I love it when I'm right (a rarity some would argue), or rather, when there is compelling evidence supporting a controversial position I've taken. This post is one of those moments.
I have argued in my own blog that the billions of dollars being spent on public education reform at the school level, if not a waste of money, was, at a minimum, not an efficient or effective use of our resources. This perspective seems even more compelling these days as the federal and state governments are eviscerating school budgets to reduce budget shortfalls (however short sighted that is in the long run).
Well, now there is good empirical support to back up my claim. A new report by James J. Heckman, an economist at the University of Chicago (a school not typically sympathetic to class differences; read this article in Mother Jones for a shorter and more readable description of the findings), offers clear substantiation that "inequality in performance at school is strongly linked to inequality in family environments. Schools do little to reduce or enlarge the gaps in skills that are present when children enter school."
The differences between socioeconomic classes that Mr. Heckman reported were evident as early as age three. And the deficits were not only present in cognitive abilities, but also the so-called soft skills, which I have been an advocate for teaching, including "motivation, sociability (the ability to work with and cooperate with others), attention, self regulation, self esteem, and the ability to defer gratification and the like." As Kevin Drum, the writer of the Mother Jones article, notes, early intervention programs "produce children who learn better, develop critical life skills, have fewer problems in childhood and adolescence, commit fewer crimes, earn more money, and just generally live happier, stabler, more productive lives."
And Mr. Heckman speaks directly to what I have argued should be patently obvious, "Our current policies to reduce achievement gaps ignore these simple truths. America currently places too much emphasis on improving what goes on in schools compared to improving what goes on in families."
At this moment, the U.S. Department of Education's so-called Race to the Top (don't even get me started on that boondoggle!) is spending over $4 billion to reform our public schools (or should I say attempt to reform them). And how much is budgeted for early childhood education? Only $350 million, a mere drop in the bucket in comparison.
America has always been better at throwing money at problems once they arise (think building more prisons vs. reducing the causes of crime) than trying to prevent the problems before they become, well, problems. The difficulty with prevention is that you never really see the problem, so you can't be sure that there is a problem or that it is being prevented. Plus, the time between prevention and the reduction or absence of a problem is too great to make the connection for politicians who are more concerned with short-term electoral success than long-term social solutions.
In contrast, the connection between an existing problem and a proposed solution is clear, giving politicians the opportunity score points with their constituents for supporting legislation that sure looks good on paper, but will not prove their value until long after they leave office. Of course, the fact that these "solutions du jour" rarely ever actually work is beside the point for our oh-so-concerned representatives.
Mr. Heckman's argument should satisfy the most fiscally conservative thinker with a long-term perspective (he even proposes private, rather than public, funding). He suggests that after-the-fact remediation of our current educational problems is neither cost effective, economically efficient, nor fiscally prudent in the long run.

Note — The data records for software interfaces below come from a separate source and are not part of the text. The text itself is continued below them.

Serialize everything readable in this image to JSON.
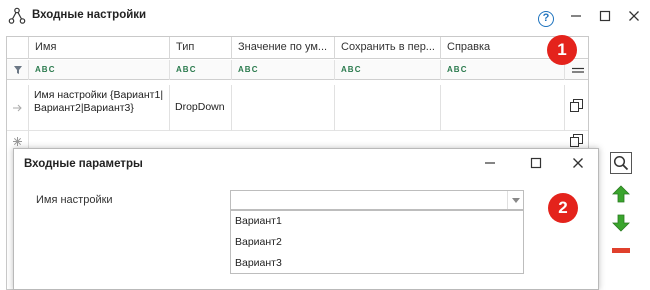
{
  "window": {
    "title": "Входные настройки"
  },
  "grid": {
    "headers": [
      "Имя",
      "Тип",
      "Значение по ум...",
      "Сохранить в пер...",
      "Справка"
    ],
    "rows": [
      {
        "name": "Имя настройки {Вариант1|Вариант2|Вариант3}",
        "type": "DropDown",
        "value": "",
        "save": "",
        "help": ""
      }
    ]
  },
  "badges": [
    "1",
    "2"
  ],
  "dialog": {
    "title": "Входные параметры",
    "field_label": "Имя настройки",
    "options": [
      "Вариант1",
      "Вариант2",
      "Вариант3"
    ]
  },
  "colors": {
    "badge": "#e4231c",
    "up_arrow": "#3aa52d",
    "remove": "#e0402c",
    "help": "#1e73be"
  }
}
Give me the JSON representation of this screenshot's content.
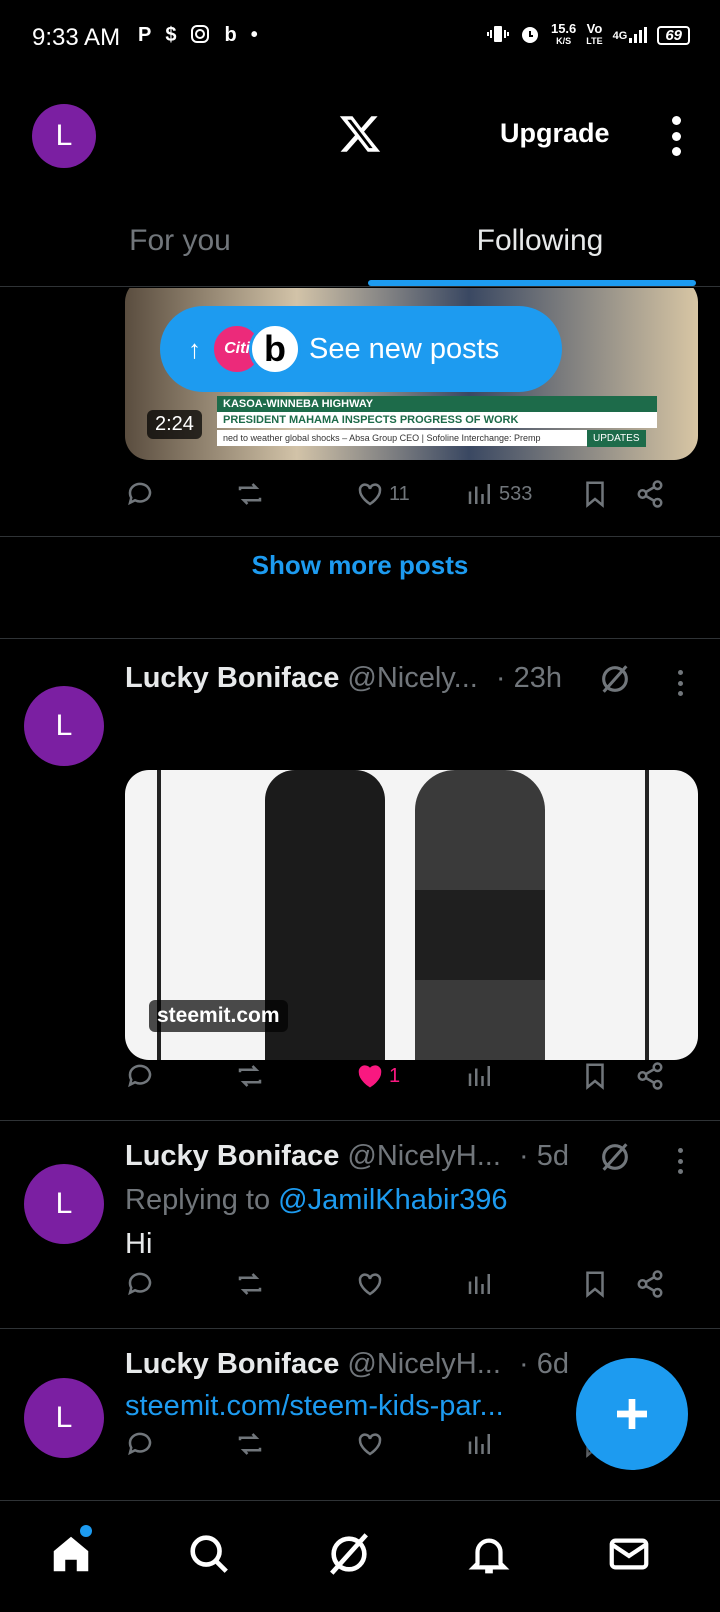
{
  "status_bar": {
    "time": "9:33 AM",
    "left_icons": [
      "P",
      "$",
      "instagram-icon",
      "b",
      "•"
    ],
    "net_speed_value": "15.6",
    "net_speed_unit": "K/S",
    "volte_top": "Vo",
    "volte_bottom": "LTE",
    "network": "4G",
    "battery": "69"
  },
  "header": {
    "avatar_letter": "L",
    "upgrade_label": "Upgrade"
  },
  "tabs": [
    {
      "label": "For you",
      "active": false
    },
    {
      "label": "Following",
      "active": true
    }
  ],
  "new_posts_pill": {
    "label": "See new posts",
    "avatar1_text": "Citi",
    "avatar2_text": "b"
  },
  "video_post": {
    "duration": "2:24",
    "lower_third": {
      "line1": "KASOA-WINNEBA HIGHWAY",
      "line2": "PRESIDENT MAHAMA INSPECTS PROGRESS OF WORK",
      "ticker": "ned to weather global shocks – Absa Group CEO  |  Sofoline Interchange: Premp",
      "tag": "UPDATES"
    },
    "likes": "11",
    "views": "533"
  },
  "show_more_label": "Show more posts",
  "posts": [
    {
      "avatar_letter": "L",
      "name": "Lucky Boniface",
      "handle": "@Nicely...",
      "time": "· 23h",
      "image_source": "steemit.com",
      "likes": "1",
      "liked": true
    },
    {
      "avatar_letter": "L",
      "name": "Lucky Boniface",
      "handle": "@NicelyH...",
      "time": "· 5d",
      "replying_prefix": "Replying to",
      "replying_to": "@JamilKhabir396",
      "text": "Hi"
    },
    {
      "avatar_letter": "L",
      "name": "Lucky Boniface",
      "handle": "@NicelyH...",
      "time": "· 6d",
      "link": "steemit.com/steem-kids-par..."
    }
  ],
  "colors": {
    "accent": "#1d9bf0",
    "like": "#f91880",
    "avatar": "#7b1fa2",
    "muted": "#71767b"
  },
  "bottom_nav": [
    "home-icon",
    "search-icon",
    "grok-icon",
    "notifications-icon",
    "messages-icon"
  ]
}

In contrast, early intervention is both cost effective and economically efficient. It has better outcomes than remediation because it's easier to prevent rather than remediate a problem. Early intervention has a percolation effect such that investing in prevention results in later productivity. And, importantly, the budgets of the early intervention programs can also be reduced because there will be a coincidental rise in education, economic attainment, and, as a result, improved family functioning which was the focus of the early intervention in the first place. Truly, this rising tide would lift all boats.
What I don't understand is why clearly intelligent, evidence-based, and seemingly progressive thinkers, such as President Obama, are locked into the groupthink of No Child Left Behind (which he is pushing to have reauthorized) and other public education reform policies that fly in the face of the existing and compelling research and the wisdom of leading educators.

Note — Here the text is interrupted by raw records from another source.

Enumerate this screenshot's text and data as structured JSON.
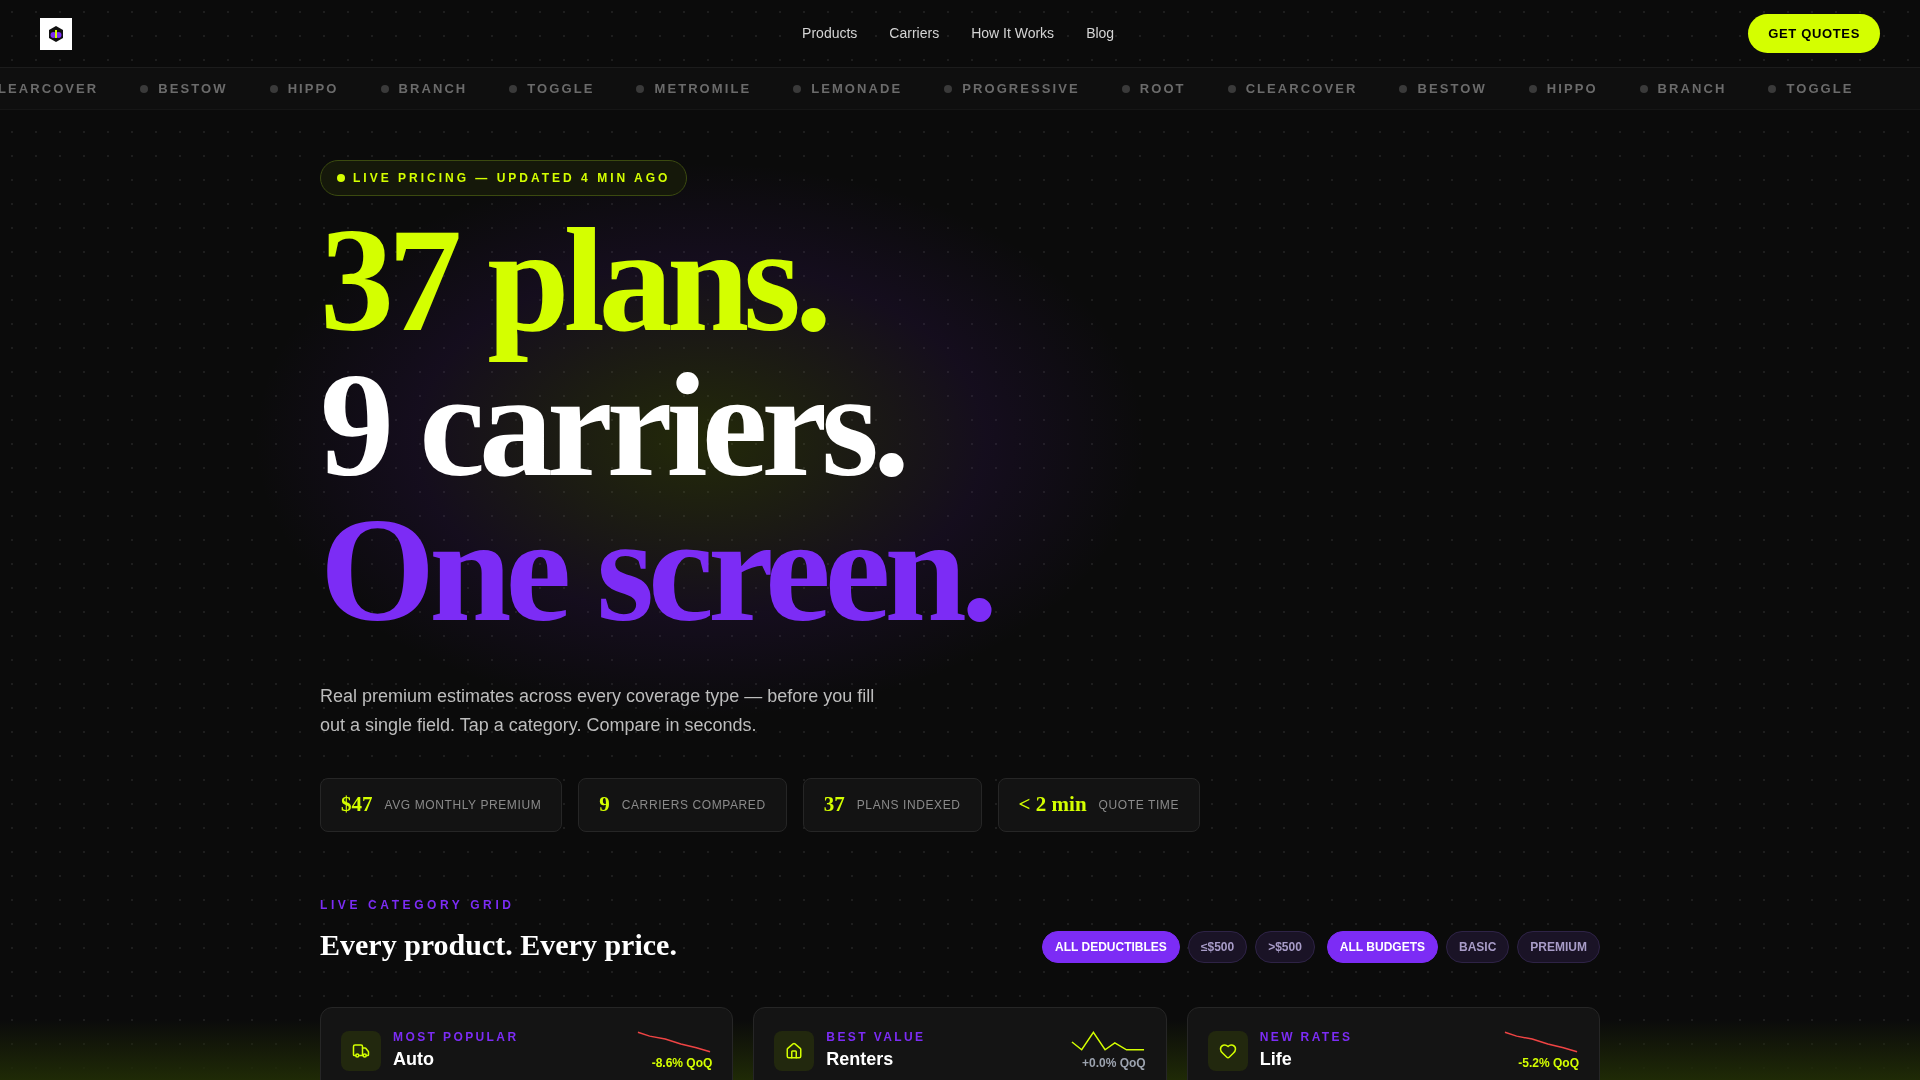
{
  "nav": {
    "links": [
      "Products",
      "Carriers",
      "How It Works",
      "Blog"
    ],
    "cta": "GET QUOTES"
  },
  "ticker": [
    {
      "name": "LEARCOVER",
      "cut": true
    },
    {
      "name": "BESTOW",
      "cut": false
    },
    {
      "name": "HIPPO",
      "cut": false
    },
    {
      "name": "BRANCH",
      "cut": false
    },
    {
      "name": "TOGGLE",
      "cut": false
    },
    {
      "name": "METROMILE",
      "cut": false
    },
    {
      "name": "LEMONADE",
      "cut": false
    },
    {
      "name": "PROGRESSIVE",
      "cut": false
    },
    {
      "name": "ROOT",
      "cut": false
    },
    {
      "name": "CLEARCOVER",
      "cut": false
    },
    {
      "name": "BESTOW",
      "cut": false
    },
    {
      "name": "HIPPO",
      "cut": false
    },
    {
      "name": "BRANCH",
      "cut": false
    },
    {
      "name": "TOGGLE",
      "cut": false
    }
  ],
  "badge": "LIVE PRICING — UPDATED 4 MIN AGO",
  "headline": [
    "37 plans.",
    "9 carriers.",
    "One screen."
  ],
  "description": "Real premium estimates across every coverage type — before you fill out a single field. Tap a category. Compare in seconds.",
  "stats": [
    {
      "value": "$47",
      "label": "AVG MONTHLY PREMIUM"
    },
    {
      "value": "9",
      "label": "CARRIERS COMPARED"
    },
    {
      "value": "37",
      "label": "PLANS INDEXED"
    },
    {
      "value": "< 2 min",
      "label": "QUOTE TIME"
    }
  ],
  "section": {
    "eyebrow": "LIVE CATEGORY GRID",
    "title": "Every product. Every price."
  },
  "filters": [
    [
      {
        "label": "ALL DEDUCTIBLES",
        "selected": true
      },
      {
        "label": "≤$500",
        "selected": false
      },
      {
        "label": ">$500",
        "selected": false
      }
    ],
    [
      {
        "label": "ALL BUDGETS",
        "selected": true
      },
      {
        "label": "BASIC",
        "selected": false
      },
      {
        "label": "PREMIUM",
        "selected": false
      }
    ]
  ],
  "cards": [
    {
      "tag": "MOST POPULAR",
      "title": "Auto",
      "change": "-8.6% QoQ",
      "kind": "down"
    },
    {
      "tag": "BEST VALUE",
      "title": "Renters",
      "change": "+0.0% QoQ",
      "kind": "flat"
    },
    {
      "tag": "NEW RATES",
      "title": "Life",
      "change": "-5.2% QoQ",
      "kind": "down"
    }
  ]
}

One thing is clear. Until someone with a whole lot of sense, very large cojones (pardon my crassness), and even more power decides to make this shift a crusade, America will continue to violate the Law of Insanity: doing the same thing and expecting different results.